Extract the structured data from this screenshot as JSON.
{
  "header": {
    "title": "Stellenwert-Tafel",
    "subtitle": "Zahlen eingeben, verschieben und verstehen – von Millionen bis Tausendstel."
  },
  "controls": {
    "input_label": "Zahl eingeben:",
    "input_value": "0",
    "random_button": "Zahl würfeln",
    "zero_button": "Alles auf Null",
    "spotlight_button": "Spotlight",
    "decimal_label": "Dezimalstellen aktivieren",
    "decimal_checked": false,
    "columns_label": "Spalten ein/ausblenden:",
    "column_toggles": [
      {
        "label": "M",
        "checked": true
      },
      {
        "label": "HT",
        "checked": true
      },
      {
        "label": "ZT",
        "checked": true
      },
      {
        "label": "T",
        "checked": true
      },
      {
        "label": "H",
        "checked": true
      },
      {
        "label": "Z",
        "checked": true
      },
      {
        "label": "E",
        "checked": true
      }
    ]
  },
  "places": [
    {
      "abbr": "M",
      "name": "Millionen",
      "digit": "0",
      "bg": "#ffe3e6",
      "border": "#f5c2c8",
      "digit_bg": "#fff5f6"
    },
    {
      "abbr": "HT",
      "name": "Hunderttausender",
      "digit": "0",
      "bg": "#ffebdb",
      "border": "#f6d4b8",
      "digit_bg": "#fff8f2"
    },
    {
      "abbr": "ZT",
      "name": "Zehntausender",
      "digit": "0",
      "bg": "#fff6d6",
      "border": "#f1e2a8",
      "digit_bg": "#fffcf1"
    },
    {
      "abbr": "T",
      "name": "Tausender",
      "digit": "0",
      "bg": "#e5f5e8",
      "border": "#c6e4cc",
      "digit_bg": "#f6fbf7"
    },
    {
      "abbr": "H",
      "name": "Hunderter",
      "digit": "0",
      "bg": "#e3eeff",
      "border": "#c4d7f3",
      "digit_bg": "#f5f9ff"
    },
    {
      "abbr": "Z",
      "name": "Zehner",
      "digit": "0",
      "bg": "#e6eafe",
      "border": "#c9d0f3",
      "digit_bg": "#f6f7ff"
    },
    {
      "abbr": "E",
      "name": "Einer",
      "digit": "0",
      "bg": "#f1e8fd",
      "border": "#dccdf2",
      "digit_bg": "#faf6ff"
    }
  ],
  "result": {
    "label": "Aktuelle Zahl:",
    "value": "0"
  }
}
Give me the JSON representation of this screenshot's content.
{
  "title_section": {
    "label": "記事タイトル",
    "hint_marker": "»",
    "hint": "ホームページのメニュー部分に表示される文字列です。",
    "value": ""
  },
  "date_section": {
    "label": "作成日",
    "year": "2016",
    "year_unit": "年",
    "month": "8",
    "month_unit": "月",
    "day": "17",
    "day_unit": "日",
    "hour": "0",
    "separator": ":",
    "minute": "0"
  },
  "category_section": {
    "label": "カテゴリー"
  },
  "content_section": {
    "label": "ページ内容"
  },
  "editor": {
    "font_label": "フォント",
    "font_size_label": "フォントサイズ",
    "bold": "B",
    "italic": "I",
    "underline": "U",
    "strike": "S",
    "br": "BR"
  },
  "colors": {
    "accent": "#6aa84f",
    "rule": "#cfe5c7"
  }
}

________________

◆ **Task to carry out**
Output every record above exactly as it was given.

◆ **Task output**
Extract the structured data from this screenshot as JSON.
{
  "header": {
    "title": "Stellenwert-Tafel",
    "subtitle": "Zahlen eingeben, verschieben und verstehen – von Millionen bis Tausendstel."
  },
  "controls": {
    "input_label": "Zahl eingeben:",
    "input_value": "0",
    "random_button": "Zahl würfeln",
    "zero_button": "Alles auf Null",
    "spotlight_button": "Spotlight",
    "decimal_label": "Dezimalstellen aktivieren",
    "decimal_checked": false,
    "columns_label": "Spalten ein/ausblenden:",
    "column_toggles": [
      {
        "label": "M",
        "checked": true
      },
      {
        "label": "HT",
        "checked": true
      },
      {
        "label": "ZT",
        "checked": true
      },
      {
        "label": "T",
        "checked": true
      },
      {
        "label": "H",
        "checked": true
      },
      {
        "label": "Z",
        "checked": true
      },
      {
        "label": "E",
        "checked": true
      }
    ]
  },
  "places": [
    {
      "abbr": "M",
      "name": "Millionen",
      "digit": "0",
      "bg": "#ffe3e6",
      "border": "#f5c2c8",
      "digit_bg": "#fff5f6"
    },
    {
      "abbr": "HT",
      "name": "Hunderttausender",
      "digit": "0",
      "bg": "#ffebdb",
      "border": "#f6d4b8",
      "digit_bg": "#fff8f2"
    },
    {
      "abbr": "ZT",
      "name": "Zehntausender",
      "digit": "0",
      "bg": "#fff6d6",
      "border": "#f1e2a8",
      "digit_bg": "#fffcf1"
    },
    {
      "abbr": "T",
      "name": "Tausender",
      "digit": "0",
      "bg": "#e5f5e8",
      "border": "#c6e4cc",
      "digit_bg": "#f6fbf7"
    },
    {
      "abbr": "H",
      "name": "Hunderter",
      "digit": "0",
      "bg": "#e3eeff",
      "border": "#c4d7f3",
      "digit_bg": "#f5f9ff"
    },
    {
      "abbr": "Z",
      "name": "Zehner",
      "digit": "0",
      "bg": "#e6eafe",
      "border": "#c9d0f3",
      "digit_bg": "#f6f7ff"
    },
    {
      "abbr": "E",
      "name": "Einer",
      "digit": "0",
      "bg": "#f1e8fd",
      "border": "#dccdf2",
      "digit_bg": "#faf6ff"
    }
  ],
  "result": {
    "label": "Aktuelle Zahl:",
    "value": "0"
  }
}
Give me the JSON representation of this screenshot's content.
{
  "title_section": {
    "label": "記事タイトル",
    "hint_marker": "»",
    "hint": "ホームページのメニュー部分に表示される文字列です。",
    "value": ""
  },
  "date_section": {
    "label": "作成日",
    "year": "2016",
    "year_unit": "年",
    "month": "8",
    "month_unit": "月",
    "day": "17",
    "day_unit": "日",
    "hour": "0",
    "separator": ":",
    "minute": "0"
  },
  "category_section": {
    "label": "カテゴリー"
  },
  "content_section": {
    "label": "ページ内容"
  },
  "editor": {
    "font_label": "フォント",
    "font_size_label": "フォントサイズ",
    "bold": "B",
    "italic": "I",
    "underline": "U",
    "strike": "S",
    "br": "BR"
  },
  "colors": {
    "accent": "#6aa84f",
    "rule": "#cfe5c7"
  }
}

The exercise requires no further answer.